Bahrani Arabic
العربية البحرانية
Native toBahrain, Oman, Qatif, Al Ahsa
Native speakers
730,000 (2001–2013)[1]
Arabic alphabet, Arabic chat alphabet
Language codes
ISO 639-3abv

The Bahrani Arabic dialect has been significantly influenced by the ancient Aramaic, Syriac, and Akkadian languages.[4][5]

An interesting sociolinguistic feature of Bahrain is the existence of three distinct dialects: Bahrani, Sunni and Ajami Arabic.[6] Sunni Bahrainis speak a dialect which is most similar to urban dialect spoken in Qatar.

The Persian language has the most foreign linguistic influence on all the Bahraini dialects.[7] The differences between Bahrani Arabic and other Bahraini dialects suggest differing historical origins. The main differences between Bahrani and non-Bahrani dialects are evident in certain grammatical forms and pronunciation. Most of the vocabulary, however, is shared between dialects, or is distinctly Bahraini, arising from a shared modern history. Many Bahrani words have also been borrowed from Hindi, Turkish, or English.

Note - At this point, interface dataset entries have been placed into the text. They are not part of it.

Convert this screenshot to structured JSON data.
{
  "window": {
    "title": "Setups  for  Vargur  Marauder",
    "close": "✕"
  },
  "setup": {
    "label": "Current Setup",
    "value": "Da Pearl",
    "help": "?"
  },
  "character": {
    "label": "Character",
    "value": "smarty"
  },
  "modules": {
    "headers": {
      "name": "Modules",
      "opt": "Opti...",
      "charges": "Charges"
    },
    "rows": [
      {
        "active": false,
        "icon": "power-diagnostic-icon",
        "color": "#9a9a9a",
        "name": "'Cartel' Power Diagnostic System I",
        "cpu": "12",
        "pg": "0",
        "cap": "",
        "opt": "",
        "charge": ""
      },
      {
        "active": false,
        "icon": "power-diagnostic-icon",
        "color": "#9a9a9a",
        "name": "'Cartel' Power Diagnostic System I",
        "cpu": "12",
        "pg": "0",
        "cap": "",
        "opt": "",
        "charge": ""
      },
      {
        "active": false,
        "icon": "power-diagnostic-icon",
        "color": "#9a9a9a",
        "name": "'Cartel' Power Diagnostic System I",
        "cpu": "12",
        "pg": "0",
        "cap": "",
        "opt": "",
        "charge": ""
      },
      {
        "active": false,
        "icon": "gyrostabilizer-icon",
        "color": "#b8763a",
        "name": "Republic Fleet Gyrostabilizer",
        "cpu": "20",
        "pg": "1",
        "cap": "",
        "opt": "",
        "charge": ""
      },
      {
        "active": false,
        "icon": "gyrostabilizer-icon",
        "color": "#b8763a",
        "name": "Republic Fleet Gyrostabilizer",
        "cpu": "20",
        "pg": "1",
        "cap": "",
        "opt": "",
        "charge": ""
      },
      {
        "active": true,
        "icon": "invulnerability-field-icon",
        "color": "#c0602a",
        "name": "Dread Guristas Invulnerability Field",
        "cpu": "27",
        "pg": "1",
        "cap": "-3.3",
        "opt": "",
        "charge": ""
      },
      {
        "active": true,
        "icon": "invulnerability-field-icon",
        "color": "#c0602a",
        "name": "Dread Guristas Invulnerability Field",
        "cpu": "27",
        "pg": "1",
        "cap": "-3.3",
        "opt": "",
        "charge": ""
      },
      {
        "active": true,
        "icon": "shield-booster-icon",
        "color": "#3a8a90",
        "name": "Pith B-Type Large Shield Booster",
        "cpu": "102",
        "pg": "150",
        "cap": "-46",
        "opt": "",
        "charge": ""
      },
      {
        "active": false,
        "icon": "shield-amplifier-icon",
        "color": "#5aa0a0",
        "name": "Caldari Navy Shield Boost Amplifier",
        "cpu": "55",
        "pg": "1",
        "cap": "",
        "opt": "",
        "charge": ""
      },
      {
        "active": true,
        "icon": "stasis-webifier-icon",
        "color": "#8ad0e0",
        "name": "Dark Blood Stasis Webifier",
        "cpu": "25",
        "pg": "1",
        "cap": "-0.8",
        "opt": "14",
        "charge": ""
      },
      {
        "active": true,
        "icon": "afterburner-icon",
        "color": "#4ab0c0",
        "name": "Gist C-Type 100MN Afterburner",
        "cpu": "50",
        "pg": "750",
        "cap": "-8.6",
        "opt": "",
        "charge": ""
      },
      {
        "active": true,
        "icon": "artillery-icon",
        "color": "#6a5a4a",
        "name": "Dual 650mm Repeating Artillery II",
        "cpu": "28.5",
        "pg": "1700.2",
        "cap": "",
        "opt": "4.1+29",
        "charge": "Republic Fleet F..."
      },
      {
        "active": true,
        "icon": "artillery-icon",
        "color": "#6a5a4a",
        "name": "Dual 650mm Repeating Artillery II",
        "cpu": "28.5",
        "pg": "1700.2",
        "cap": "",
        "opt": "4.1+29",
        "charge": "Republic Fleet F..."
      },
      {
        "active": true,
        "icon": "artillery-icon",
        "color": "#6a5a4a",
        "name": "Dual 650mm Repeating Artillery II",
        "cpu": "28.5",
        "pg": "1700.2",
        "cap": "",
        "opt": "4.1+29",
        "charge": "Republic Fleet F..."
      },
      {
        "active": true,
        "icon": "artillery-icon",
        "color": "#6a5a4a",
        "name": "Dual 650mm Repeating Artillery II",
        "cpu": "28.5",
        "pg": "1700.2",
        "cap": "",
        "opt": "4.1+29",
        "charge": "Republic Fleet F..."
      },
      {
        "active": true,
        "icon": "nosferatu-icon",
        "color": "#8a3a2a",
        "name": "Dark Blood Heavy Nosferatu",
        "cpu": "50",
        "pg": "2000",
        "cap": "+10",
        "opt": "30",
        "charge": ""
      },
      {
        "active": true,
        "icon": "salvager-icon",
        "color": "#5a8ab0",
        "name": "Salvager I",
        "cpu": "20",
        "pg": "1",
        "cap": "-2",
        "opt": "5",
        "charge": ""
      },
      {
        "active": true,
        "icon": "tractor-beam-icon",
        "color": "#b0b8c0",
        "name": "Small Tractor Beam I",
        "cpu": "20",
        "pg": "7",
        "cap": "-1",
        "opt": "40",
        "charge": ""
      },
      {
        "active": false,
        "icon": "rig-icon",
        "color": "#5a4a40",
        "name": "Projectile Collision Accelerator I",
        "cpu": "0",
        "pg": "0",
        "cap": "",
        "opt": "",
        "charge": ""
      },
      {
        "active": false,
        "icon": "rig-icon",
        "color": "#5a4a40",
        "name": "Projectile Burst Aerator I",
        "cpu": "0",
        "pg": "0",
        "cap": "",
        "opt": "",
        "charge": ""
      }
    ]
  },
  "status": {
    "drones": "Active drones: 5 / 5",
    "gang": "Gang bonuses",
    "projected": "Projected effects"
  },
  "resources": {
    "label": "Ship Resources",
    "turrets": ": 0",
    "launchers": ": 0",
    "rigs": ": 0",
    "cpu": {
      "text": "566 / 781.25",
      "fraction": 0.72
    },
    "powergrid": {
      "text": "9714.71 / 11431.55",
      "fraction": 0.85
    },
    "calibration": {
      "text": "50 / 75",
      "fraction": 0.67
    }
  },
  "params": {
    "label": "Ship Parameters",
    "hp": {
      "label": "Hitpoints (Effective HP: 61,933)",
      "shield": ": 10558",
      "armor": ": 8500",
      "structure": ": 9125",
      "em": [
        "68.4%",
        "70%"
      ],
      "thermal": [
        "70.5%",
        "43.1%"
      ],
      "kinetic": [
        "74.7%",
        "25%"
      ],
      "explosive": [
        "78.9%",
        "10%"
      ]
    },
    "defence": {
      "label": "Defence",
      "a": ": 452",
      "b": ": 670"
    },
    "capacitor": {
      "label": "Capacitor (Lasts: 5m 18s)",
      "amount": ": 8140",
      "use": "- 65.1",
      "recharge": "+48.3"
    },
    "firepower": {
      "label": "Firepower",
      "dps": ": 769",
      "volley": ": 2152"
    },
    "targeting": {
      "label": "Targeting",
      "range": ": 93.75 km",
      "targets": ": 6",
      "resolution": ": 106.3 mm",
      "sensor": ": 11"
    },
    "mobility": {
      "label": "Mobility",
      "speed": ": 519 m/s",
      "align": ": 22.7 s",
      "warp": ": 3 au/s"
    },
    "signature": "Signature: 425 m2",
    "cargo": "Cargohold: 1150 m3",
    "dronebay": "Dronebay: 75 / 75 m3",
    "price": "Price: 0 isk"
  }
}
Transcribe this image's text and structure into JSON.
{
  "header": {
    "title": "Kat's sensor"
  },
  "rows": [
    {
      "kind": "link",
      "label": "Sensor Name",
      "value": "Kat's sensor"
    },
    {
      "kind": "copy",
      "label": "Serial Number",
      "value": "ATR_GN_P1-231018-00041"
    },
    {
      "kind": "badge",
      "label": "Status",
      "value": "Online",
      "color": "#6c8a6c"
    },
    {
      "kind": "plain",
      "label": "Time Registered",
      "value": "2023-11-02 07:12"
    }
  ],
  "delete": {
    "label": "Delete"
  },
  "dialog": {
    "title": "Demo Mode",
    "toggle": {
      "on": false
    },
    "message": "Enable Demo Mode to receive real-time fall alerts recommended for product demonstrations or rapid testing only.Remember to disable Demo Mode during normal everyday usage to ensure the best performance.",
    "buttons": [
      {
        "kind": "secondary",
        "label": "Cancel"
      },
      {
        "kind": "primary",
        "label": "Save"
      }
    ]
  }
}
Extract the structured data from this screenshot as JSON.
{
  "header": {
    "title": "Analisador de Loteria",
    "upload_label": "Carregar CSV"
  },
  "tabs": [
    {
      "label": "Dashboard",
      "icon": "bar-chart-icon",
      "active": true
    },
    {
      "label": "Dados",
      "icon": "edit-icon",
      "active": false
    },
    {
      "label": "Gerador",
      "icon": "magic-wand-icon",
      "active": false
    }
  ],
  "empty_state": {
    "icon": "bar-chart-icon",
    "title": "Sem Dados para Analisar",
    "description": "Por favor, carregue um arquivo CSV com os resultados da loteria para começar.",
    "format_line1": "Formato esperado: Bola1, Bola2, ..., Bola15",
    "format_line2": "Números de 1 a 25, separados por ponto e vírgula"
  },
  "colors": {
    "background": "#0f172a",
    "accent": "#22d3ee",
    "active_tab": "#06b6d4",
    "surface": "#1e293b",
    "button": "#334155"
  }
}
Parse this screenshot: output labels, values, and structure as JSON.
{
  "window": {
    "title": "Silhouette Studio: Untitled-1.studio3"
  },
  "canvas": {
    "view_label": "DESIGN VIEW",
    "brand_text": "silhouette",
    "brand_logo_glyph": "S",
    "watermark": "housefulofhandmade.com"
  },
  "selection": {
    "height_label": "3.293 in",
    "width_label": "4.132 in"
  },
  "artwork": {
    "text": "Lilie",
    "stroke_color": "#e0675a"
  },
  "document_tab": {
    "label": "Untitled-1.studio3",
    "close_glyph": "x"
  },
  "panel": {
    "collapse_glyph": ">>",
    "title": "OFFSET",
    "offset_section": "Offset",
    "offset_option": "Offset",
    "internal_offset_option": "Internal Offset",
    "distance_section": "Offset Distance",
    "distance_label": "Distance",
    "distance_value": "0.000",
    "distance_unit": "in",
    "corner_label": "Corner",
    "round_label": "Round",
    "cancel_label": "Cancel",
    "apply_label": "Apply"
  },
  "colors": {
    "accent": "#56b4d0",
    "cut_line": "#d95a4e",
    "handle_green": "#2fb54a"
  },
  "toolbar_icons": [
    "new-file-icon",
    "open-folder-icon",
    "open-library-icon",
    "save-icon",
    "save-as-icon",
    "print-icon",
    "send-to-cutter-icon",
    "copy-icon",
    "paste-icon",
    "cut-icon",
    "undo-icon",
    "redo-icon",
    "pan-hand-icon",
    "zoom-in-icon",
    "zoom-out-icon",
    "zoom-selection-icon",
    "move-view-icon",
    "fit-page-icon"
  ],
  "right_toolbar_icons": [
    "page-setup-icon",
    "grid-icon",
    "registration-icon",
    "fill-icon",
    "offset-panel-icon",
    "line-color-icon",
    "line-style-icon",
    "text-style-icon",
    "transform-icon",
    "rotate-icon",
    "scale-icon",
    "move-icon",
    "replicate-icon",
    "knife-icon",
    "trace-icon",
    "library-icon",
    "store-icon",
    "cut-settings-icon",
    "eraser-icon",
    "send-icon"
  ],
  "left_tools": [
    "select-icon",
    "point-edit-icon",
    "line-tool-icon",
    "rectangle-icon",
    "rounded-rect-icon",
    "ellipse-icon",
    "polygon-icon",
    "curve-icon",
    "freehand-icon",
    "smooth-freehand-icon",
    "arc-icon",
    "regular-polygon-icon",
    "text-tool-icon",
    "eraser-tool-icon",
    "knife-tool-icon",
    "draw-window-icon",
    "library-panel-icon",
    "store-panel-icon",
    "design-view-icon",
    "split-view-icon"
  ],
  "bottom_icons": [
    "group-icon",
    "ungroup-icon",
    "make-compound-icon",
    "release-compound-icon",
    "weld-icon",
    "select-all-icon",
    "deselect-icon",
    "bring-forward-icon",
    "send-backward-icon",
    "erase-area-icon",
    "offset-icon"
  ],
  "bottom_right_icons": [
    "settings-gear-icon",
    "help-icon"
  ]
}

Examples of words borrowed from other languagesEdit

Bahrani dialect has borrowed some vocabulary from Persian, Hindi, Turkish, and more recently from English.


Bahrani Arabic (called Baħrāni by its speakers) shares many features with Gulf Arabic dialects (e.g. Kuwait, UAE, Qatar) of which it is not considered part by most linguists. General features include the Standard Arabic q becoming g (qamar vs gamar 'moon'), k becoming ch in some positions (kalb vs chalb 'dog'), and J becoming y in some villages (jiħħe vs yiħħe 'watermelon'). Final Standard Arabic -ah becomes -eh in some positions. Unique features include changing "th" and "dh" into "t" and "d". Many younger speakers avoid such pronunciations, however.

See alsoEdit


  1. ^ "Arabic, Baharna Spoken". Ethnologue. Retrieved 2018-08-08.
  2. ^ Hammarström, Harald; Forkel, Robert; Haspelmath, Martin, eds. (2017). "Baharna Arabic". Glottolog 3.0. Jena, Germany: Max Planck Institute for the Science of Human History.
  3. ^ "Arabic, Baharna Spoken". Ethnologue. Retrieved 2013-07-29.
  4. ^ "Non-Arabic Semitic elements in the Arabic dialects of eastern Arabia". Clive Holes. 2002. pp. 270–279.
  5. ^ "Dialect, Culture, and Society in Eastern Arabia: Glossary". Clive Holes. 2001. pp. XXIX–XXX.
  6. ^ Bassiouney, Reem (2009). "5". Arabic Sociolinguistics. Edinburgh: Edinburgh University Press. pp. 105–107.
  7. ^ Dialect, Culture, and Society in Eastern Arabia: Glossary. Clive Holes. 2001. Page XXX. ISBN 90-04-10763-0

Further readingEdit

External linksEdit